This painterly portrait of an idyllic dance village near Bangalore offers a taste of the Indian dance style, Odissi. Protima Bedi institutionalized classical Indian dance through the founding of Nrityagram; a “gurukul” where students could dance and live in close proximity with their master guru. The internationally renowned Nrityagram Dance Ensemble continues to expand on Protima’s legacy; lead dancer and choreographer, Surupa Sen and Odissi Gurukul Director, Bijayini Satpathy have expanded the language of the traditional Odissi dance through the incorporation of choreographic techniques adapted from world dance. The Ensemble continues to push the boundaries of Indian dance and to perform to worldwide acclaim.
ONE STEP AT A TIME (2008) dir. Clifton Raphael,
60M, USA
The Jenks High School Film and TV Department created with the support of Jenks Public Schools a documentary portrait of their regional ballet company, Tulsa Ballet. By following a season of Tulsa Ballet, “One Step at a Time” explores the process of artistic creation–through personal profiles of and interviews with dancers and choreographers.
dir. Naomi Stikeman,
Choreographer Crystal Pite explores themes of birth, death, renewal, and the freedom found through reconnecting with one’s body.
RAPTURE (2008)
dir. Noemie LaFrance, 6M
Celebrating the opening of Frank Gehry’s  Fisher Center at Bard College in 2008, dancers defy gravity and scale, rush up and down the hills of a metallic desert against the empty sky.
dir. Jay Field,
Set to the Prokoviev score, an innovative animation spins around 2 dancers.
SHE (2009)
dir. Kathy Rose,
An insectoid fantasy adapted from a live performance into a mesmerizing short using puppetry, collage, and dance.
dir. Kriota Willberg,
5:30M, USA
This innovative homage to Busby Berkeley celebrates the merits of skin protection. Nominated
dir. Andy Wood,
4:48M, UK
Shot in one continuous take, the rough and ready hand-held camera improvises within the dance, an active participant
in a carefree duet.
dir. Oliver Fergusson-Taylor,
10M, UK
Hip hop deconstruction of trash heap.
dir. Brigitte Kramer & Jorg Jeshel,
A site-specific, witty tour of contemporary dance today including 10 dance companies, all shot in Berlin: Dresden Semper Oper Ballett, Dave St. Pierre, Membros Cia de Danca, Akram Khan Company, Tecktonick, Hiroaki Umeda, Boris Charmatz, Meg Stuart & Jeremy Wade, Nasser Martin-Gousset, Les Slovaks Dance Collective, Olivier Dubois, Jefta van Dinter & Mette Ingvartsen

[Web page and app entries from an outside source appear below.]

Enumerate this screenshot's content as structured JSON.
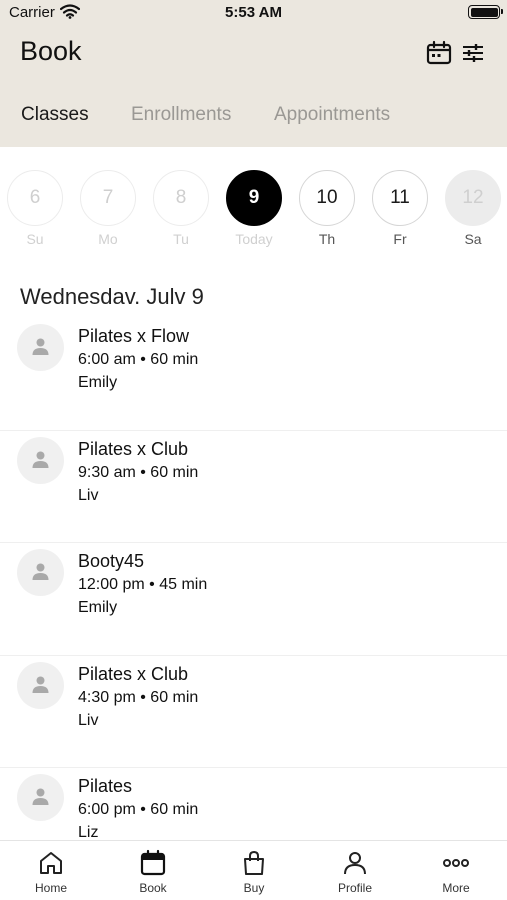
{
  "status_bar": {
    "carrier": "Carrier",
    "time": "5:53 AM"
  },
  "header": {
    "title": "Book"
  },
  "tabs": [
    {
      "label": "Classes",
      "active": true
    },
    {
      "label": "Enrollments",
      "active": false
    },
    {
      "label": "Appointments",
      "active": false
    }
  ],
  "dates": [
    {
      "num": "6",
      "dow": "Su",
      "state": "past"
    },
    {
      "num": "7",
      "dow": "Mo",
      "state": "past"
    },
    {
      "num": "8",
      "dow": "Tu",
      "state": "past"
    },
    {
      "num": "9",
      "dow": "Today",
      "state": "today"
    },
    {
      "num": "10",
      "dow": "Th",
      "state": "upcoming"
    },
    {
      "num": "11",
      "dow": "Fr",
      "state": "upcoming"
    },
    {
      "num": "12",
      "dow": "Sa",
      "state": "grey"
    }
  ],
  "day_heading": "Wednesdav. Julv 9",
  "classes": [
    {
      "name": "Pilates x Flow",
      "meta": "6:00 am • 60 min",
      "instructor": "Emily"
    },
    {
      "name": "Pilates x Club",
      "meta": "9:30 am • 60 min",
      "instructor": "Liv"
    },
    {
      "name": "Booty45",
      "meta": "12:00 pm • 45 min",
      "instructor": "Emily"
    },
    {
      "name": "Pilates x Club",
      "meta": "4:30 pm • 60 min",
      "instructor": "Liv"
    },
    {
      "name": "Pilates",
      "meta": "6:00 pm • 60 min",
      "instructor": "Liz"
    }
  ],
  "tabbar": {
    "home": "Home",
    "book": "Book",
    "buy": "Buy",
    "profile": "Profile",
    "more": "More"
  }
}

WHERE THE DANCE IS (2009) dir. Marta Renzi,
16M, USA
In May of 2009, choreographer Doug Elkins worked with 8 students from Beacon High School in New York City. This documentary follows the process of their rehearsals, as the kids gain confidence, build a community – and are entertained by the humor and hyperactive wit of their teacher.
dir. Elizabeth Kapnist,
Kapnist, with writer Christian Dumais-Lvowski, made this film celebrating the life and times of former Alwin Nikolais dancer Carolyn Carlson. Carlson, who moved to France in 1968, was inspired and influenced by Nikolais and pays tribute to him from her Paris-based Atelier de Paris between rehearsals of one of her famous pieces, Blue Lady.
dir. Mimi Garrard,
18M, USA
no description available
FUSION (1967)
dir. Ed Emshwiller,
16M, USA
This rare film was one of two collaborations between the choreographer and the avant grade filmmaker. If aliens invaded the Museum of Modern Arts, it might look something like this – masked dancers, flying fabric, no beginning, no end, just color and motion.
dir. Christian Blackwood, 82M, USA
A portrait of choreographer Nikolais and his dance muse, Murray Louis.